In fact, in Simon Sinek’s popular Ted Talk, he makes the argument that the reason Apple constantly outperforms its competitors is because of it’s why: to change the status quo. Though few of us have worked with Steve Jobs or even met him, each of us have undoubtedly written a paper on a MacBook, FaceTimed with a distant family member on an iPhone, watched a Pixar film or been moved by Job’s Stanford commencement speech. While we may not be personally affected by his untimely death, I think as members of organizations that’s very purpose is challenged by non-believers each and everyday, we can all learn from his legacy to change the status quo.

When you walk through your daily life as a fraternity man or woman, attempt to act out Jobs’ why and change the status quo. Change the way people see fraternities and our purpose by intentionally connecting with others, by engaging in meaningful conversation, by acting in a respectable manner and by living everyday with integrity as the best version of yourself.

Just as Steve Jobs made products that were beautifully designed, powerful to use and user friendly; maybe we can make fraternities beautifully designed, powerful to use and people friendly.

What’s Your Story?

by Matt Mattson

whats-your-storyThem: “So, what’s this organization you’re a part of all about?”

You: “When I was young, I always wanted to be a part of something important, didn’t you?  I wanted to matter.  I wanted to do something truly remarkable.  You know what I mean?  I found that in this organization. Let me give you an example.  A group of us recently did this amazing project that took sweat, hard work, and long hours, and the whole time I was smiling for two reasons — the other members I was working with were amazing, driven, passionate people; and the work we were doing was changing lives — we were making a difference.  I looked in the eyes of the people we were helping and the other members of my organization and I saw a reflection of the best of me.  This group is helping me become a better person.  We are working together to make a real change in the world, and along the way we’re becoming better versions of ourselves. You’re like me… you value the same things. You want to matter. Do you have something like this in your life? Would you like to join us next time we’re doing a project like that?”

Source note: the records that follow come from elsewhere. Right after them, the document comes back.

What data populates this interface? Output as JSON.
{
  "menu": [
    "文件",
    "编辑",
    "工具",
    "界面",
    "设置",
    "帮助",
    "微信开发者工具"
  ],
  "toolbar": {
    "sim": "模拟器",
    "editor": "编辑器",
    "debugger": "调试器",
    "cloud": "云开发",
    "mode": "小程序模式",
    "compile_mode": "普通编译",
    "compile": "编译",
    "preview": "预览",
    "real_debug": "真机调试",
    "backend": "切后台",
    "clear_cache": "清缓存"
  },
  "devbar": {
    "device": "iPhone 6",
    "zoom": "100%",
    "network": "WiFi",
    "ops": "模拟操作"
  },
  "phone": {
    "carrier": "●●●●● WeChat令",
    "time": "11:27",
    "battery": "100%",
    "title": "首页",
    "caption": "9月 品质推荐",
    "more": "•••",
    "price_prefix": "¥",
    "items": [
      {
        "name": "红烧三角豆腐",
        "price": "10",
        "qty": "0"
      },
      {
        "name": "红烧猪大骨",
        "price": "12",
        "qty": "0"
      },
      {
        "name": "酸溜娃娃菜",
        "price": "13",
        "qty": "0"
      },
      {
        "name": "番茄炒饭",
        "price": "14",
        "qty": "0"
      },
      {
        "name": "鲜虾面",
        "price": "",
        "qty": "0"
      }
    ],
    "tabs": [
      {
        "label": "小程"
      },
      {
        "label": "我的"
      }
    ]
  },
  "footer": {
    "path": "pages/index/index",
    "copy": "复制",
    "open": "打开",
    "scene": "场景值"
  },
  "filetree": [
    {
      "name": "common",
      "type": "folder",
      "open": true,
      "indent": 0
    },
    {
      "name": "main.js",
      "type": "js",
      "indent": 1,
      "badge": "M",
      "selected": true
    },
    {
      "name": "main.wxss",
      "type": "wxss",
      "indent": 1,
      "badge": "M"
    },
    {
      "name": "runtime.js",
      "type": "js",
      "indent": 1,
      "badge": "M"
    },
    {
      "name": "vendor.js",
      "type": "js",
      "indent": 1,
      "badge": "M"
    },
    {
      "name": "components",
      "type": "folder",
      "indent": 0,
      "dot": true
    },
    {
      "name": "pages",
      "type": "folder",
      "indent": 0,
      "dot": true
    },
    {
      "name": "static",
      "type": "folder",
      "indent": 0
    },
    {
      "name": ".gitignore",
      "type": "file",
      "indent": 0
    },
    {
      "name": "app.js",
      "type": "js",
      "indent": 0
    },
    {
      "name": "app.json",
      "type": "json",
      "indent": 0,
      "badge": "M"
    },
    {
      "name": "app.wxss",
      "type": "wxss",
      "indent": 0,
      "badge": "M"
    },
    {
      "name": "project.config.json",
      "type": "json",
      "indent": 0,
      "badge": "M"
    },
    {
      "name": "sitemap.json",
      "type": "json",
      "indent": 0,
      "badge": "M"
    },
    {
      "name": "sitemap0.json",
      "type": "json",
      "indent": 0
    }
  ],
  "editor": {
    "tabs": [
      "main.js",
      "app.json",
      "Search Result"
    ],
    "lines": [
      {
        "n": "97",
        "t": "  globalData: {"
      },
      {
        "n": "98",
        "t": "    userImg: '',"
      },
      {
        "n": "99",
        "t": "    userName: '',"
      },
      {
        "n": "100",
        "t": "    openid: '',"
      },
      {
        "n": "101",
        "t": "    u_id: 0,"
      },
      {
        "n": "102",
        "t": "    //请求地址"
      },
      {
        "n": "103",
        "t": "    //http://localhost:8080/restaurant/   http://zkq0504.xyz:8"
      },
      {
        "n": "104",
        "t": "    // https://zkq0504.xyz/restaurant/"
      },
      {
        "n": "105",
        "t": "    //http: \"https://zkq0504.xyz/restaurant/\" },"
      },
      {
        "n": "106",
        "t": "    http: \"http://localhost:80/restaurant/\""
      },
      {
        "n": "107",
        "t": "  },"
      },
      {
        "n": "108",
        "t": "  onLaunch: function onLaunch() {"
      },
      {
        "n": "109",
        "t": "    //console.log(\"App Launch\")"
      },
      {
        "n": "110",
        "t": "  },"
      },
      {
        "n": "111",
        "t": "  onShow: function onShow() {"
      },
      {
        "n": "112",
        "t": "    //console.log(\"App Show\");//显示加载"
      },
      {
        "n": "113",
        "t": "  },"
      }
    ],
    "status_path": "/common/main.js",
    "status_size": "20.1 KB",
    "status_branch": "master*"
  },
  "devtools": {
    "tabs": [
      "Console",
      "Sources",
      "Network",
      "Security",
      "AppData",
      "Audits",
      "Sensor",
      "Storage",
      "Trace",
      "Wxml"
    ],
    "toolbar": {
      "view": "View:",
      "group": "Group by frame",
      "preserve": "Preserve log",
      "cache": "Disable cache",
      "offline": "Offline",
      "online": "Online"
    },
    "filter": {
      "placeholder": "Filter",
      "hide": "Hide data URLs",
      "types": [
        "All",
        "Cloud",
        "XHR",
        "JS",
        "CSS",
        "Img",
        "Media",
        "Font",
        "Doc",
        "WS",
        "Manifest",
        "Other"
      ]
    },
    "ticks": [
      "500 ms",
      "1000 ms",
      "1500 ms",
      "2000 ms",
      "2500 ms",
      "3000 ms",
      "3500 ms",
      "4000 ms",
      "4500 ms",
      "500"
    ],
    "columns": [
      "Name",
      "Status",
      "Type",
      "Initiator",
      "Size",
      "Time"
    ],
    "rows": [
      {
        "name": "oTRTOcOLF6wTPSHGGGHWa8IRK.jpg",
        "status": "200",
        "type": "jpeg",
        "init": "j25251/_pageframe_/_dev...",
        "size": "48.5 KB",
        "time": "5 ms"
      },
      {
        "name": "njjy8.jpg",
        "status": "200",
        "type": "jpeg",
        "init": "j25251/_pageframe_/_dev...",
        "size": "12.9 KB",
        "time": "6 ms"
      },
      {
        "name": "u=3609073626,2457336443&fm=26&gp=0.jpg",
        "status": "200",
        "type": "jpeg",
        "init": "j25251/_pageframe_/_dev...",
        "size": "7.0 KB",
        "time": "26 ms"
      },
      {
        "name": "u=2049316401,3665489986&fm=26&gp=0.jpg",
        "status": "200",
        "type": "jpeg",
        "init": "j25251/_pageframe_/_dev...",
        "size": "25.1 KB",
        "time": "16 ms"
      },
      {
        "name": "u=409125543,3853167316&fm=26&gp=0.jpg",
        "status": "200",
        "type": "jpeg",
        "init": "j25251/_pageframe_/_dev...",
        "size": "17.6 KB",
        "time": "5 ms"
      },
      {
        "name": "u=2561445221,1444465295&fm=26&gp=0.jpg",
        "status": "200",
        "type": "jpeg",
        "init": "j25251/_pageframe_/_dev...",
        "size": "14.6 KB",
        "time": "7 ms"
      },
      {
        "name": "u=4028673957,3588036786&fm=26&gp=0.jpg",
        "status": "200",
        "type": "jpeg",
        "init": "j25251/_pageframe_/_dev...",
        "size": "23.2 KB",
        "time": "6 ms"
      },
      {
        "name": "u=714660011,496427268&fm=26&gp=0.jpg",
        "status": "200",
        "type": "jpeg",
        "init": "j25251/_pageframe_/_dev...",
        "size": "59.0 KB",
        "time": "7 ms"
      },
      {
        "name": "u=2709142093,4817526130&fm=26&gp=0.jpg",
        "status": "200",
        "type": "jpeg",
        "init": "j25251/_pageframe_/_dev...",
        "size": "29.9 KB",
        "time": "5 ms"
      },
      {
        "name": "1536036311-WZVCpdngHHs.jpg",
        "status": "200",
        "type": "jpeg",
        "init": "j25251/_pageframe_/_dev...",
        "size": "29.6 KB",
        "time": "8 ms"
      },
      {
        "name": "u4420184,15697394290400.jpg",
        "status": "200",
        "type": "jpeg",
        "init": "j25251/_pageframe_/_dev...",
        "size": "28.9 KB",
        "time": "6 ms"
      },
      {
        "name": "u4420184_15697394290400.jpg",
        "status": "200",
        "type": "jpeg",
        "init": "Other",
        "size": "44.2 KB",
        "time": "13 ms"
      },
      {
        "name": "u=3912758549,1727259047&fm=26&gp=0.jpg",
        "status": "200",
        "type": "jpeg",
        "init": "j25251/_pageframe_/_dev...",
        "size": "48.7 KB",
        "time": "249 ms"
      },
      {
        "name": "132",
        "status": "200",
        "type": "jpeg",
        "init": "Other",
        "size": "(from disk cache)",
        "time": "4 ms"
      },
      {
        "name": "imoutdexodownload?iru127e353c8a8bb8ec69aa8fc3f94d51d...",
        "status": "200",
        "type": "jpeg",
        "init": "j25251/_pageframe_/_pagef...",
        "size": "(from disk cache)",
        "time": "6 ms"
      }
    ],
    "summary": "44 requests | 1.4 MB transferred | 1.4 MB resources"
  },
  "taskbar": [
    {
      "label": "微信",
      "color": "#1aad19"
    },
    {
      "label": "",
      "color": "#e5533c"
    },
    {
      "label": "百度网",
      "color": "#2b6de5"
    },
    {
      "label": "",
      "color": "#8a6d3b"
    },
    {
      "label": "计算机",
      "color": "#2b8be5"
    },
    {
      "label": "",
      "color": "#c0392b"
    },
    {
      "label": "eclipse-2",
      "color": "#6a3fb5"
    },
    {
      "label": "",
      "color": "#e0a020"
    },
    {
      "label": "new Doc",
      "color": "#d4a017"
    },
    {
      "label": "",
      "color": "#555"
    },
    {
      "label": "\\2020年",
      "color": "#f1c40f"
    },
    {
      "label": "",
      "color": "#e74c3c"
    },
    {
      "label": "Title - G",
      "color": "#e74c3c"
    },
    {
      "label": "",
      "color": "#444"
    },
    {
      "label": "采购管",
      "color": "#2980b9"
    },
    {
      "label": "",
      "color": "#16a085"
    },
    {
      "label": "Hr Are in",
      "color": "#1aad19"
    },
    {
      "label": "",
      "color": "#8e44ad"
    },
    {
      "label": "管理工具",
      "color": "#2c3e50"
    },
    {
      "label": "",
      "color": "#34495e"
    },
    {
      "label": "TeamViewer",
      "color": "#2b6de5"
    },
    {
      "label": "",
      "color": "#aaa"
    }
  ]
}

When you have the rare opportunity to explain your organization to someone, do you know how to make the most of it?

Unfortunately many people waste those opportunities by talking about what their organization does.

Tell a story. Tell a personal, emotional, directional, and invitational story.  Do not convey facts, figures, or data.  Inspire.  Connect on a Heart-to-Heart level.

Attempt to share a story that includes all four of these elements.

Personal: Your organization is an important part of your life. So tell a personal story. Dr. Brene Brown (who we’ve mentioned before) suggests that life is really all about interpersonal connection. People want to connect with people on a deep instinctual level.  Get to the heart of what your listener really wants to hear — a personal story, a testimonial about how your organization has changed your life for the better.  Make your story personal.

Emotional: Passion, excitment, sorrow, struggle, joy, fulfillment, rage, justice, fanaticism, pride… Whatever emotion your organization evokes in you, share that with your listener.  When people are interested in associating with an organization, it is often for reasons rooted in the most primal parts of our brain — not logic, but emotion.  Start with Why. Share an story filled with emotion.

Directional: Where is your organization going? What is it trying to accomplish? Your story must communicate direction.  Not just what you have done.  Not just what you’re doing.  But where you’re going, what you’re going to do, and why you’re excited to be headed in that direction.  Vision. Share a story that communicates direction.

Invitational: Your personal story should include some space for them to imagine themselves. Share a story that invites an opportunity to create their own personal story.

We’ve discussed this topic before.  See this post from 2009, and this post from 2008.